* **TASK BRIEF**
All the data that follows should be repeated exactly, without a single picture.

---- PROVIDED DATA

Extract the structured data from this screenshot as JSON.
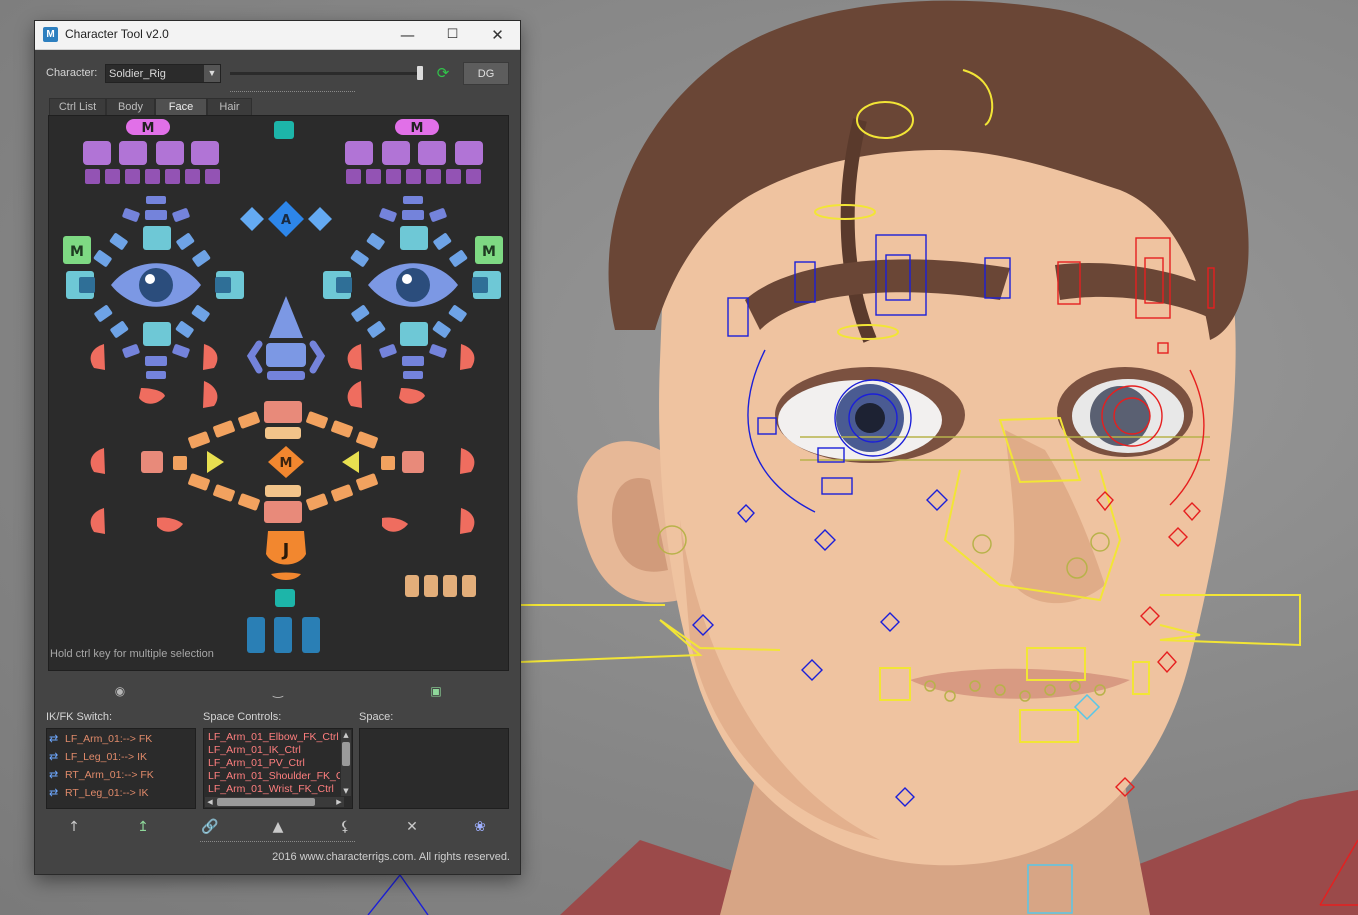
{
  "window": {
    "title": "Character Tool v2.0",
    "app_icon_letter": "M",
    "minimize_glyph": "—",
    "maximize_glyph": "☐",
    "close_glyph": "✕"
  },
  "toolbar": {
    "character_label": "Character:",
    "character_value": "Soldier_Rig",
    "dropdown_glyph": "▼",
    "refresh_glyph": "⟳",
    "dg_label": "DG"
  },
  "tabs": [
    "Ctrl List",
    "Body",
    "Face",
    "Hair"
  ],
  "active_tab": "Face",
  "face_picker": {
    "left_mirror_label": "M",
    "right_mirror_label": "M",
    "left_side_label": "M",
    "right_side_label": "M",
    "center_label": "A",
    "mouth_label": "M",
    "jaw_label": "J",
    "hint": "Hold ctrl key for multiple selection"
  },
  "ikfk": {
    "label": "IK/FK Switch:",
    "items": [
      "LF_Arm_01:--> FK",
      "LF_Leg_01:--> IK",
      "RT_Arm_01:--> FK",
      "RT_Leg_01:--> IK"
    ]
  },
  "space_controls": {
    "label": "Space Controls:",
    "items": [
      "LF_Arm_01_Elbow_FK_Ctrl",
      "LF_Arm_01_IK_Ctrl",
      "LF_Arm_01_PV_Ctrl",
      "LF_Arm_01_Shoulder_FK_C",
      "LF_Arm_01_Wrist_FK_Ctrl"
    ]
  },
  "space": {
    "label": "Space:"
  },
  "footer": {
    "copyright": "2016 www.characterrigs.com. All rights reserved."
  },
  "colors": {
    "panel_bg": "#444444",
    "canvas_bg": "#2b2b2b",
    "lavender": "#b174d6",
    "periwinkle": "#7483db",
    "cyan": "#6ec8d6",
    "coral": "#ef6d5f",
    "orange": "#f2a25f",
    "teal": "#1db5a9",
    "blue": "#2a7fb5",
    "green": "#7ed983",
    "pink_mirror": "#e170e8"
  }
}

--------

* **RESPONSE FOR THIS EXERCISE**
Extract the structured data from this screenshot as JSON.
{
  "window": {
    "title": "Character Tool v2.0",
    "app_icon_letter": "M",
    "minimize_glyph": "—",
    "maximize_glyph": "☐",
    "close_glyph": "✕"
  },
  "toolbar": {
    "character_label": "Character:",
    "character_value": "Soldier_Rig",
    "dropdown_glyph": "▼",
    "refresh_glyph": "⟳",
    "dg_label": "DG"
  },
  "tabs": [
    "Ctrl List",
    "Body",
    "Face",
    "Hair"
  ],
  "active_tab": "Face",
  "face_picker": {
    "left_mirror_label": "M",
    "right_mirror_label": "M",
    "left_side_label": "M",
    "right_side_label": "M",
    "center_label": "A",
    "mouth_label": "M",
    "jaw_label": "J",
    "hint": "Hold ctrl key for multiple selection"
  },
  "ikfk": {
    "label": "IK/FK Switch:",
    "items": [
      "LF_Arm_01:--> FK",
      "LF_Leg_01:--> IK",
      "RT_Arm_01:--> FK",
      "RT_Leg_01:--> IK"
    ]
  },
  "space_controls": {
    "label": "Space Controls:",
    "items": [
      "LF_Arm_01_Elbow_FK_Ctrl",
      "LF_Arm_01_IK_Ctrl",
      "LF_Arm_01_PV_Ctrl",
      "LF_Arm_01_Shoulder_FK_C",
      "LF_Arm_01_Wrist_FK_Ctrl"
    ]
  },
  "space": {
    "label": "Space:"
  },
  "footer": {
    "copyright": "2016 www.characterrigs.com. All rights reserved."
  },
  "colors": {
    "panel_bg": "#444444",
    "canvas_bg": "#2b2b2b",
    "lavender": "#b174d6",
    "periwinkle": "#7483db",
    "cyan": "#6ec8d6",
    "coral": "#ef6d5f",
    "orange": "#f2a25f",
    "teal": "#1db5a9",
    "blue": "#2a7fb5",
    "green": "#7ed983",
    "pink_mirror": "#e170e8"
  }
}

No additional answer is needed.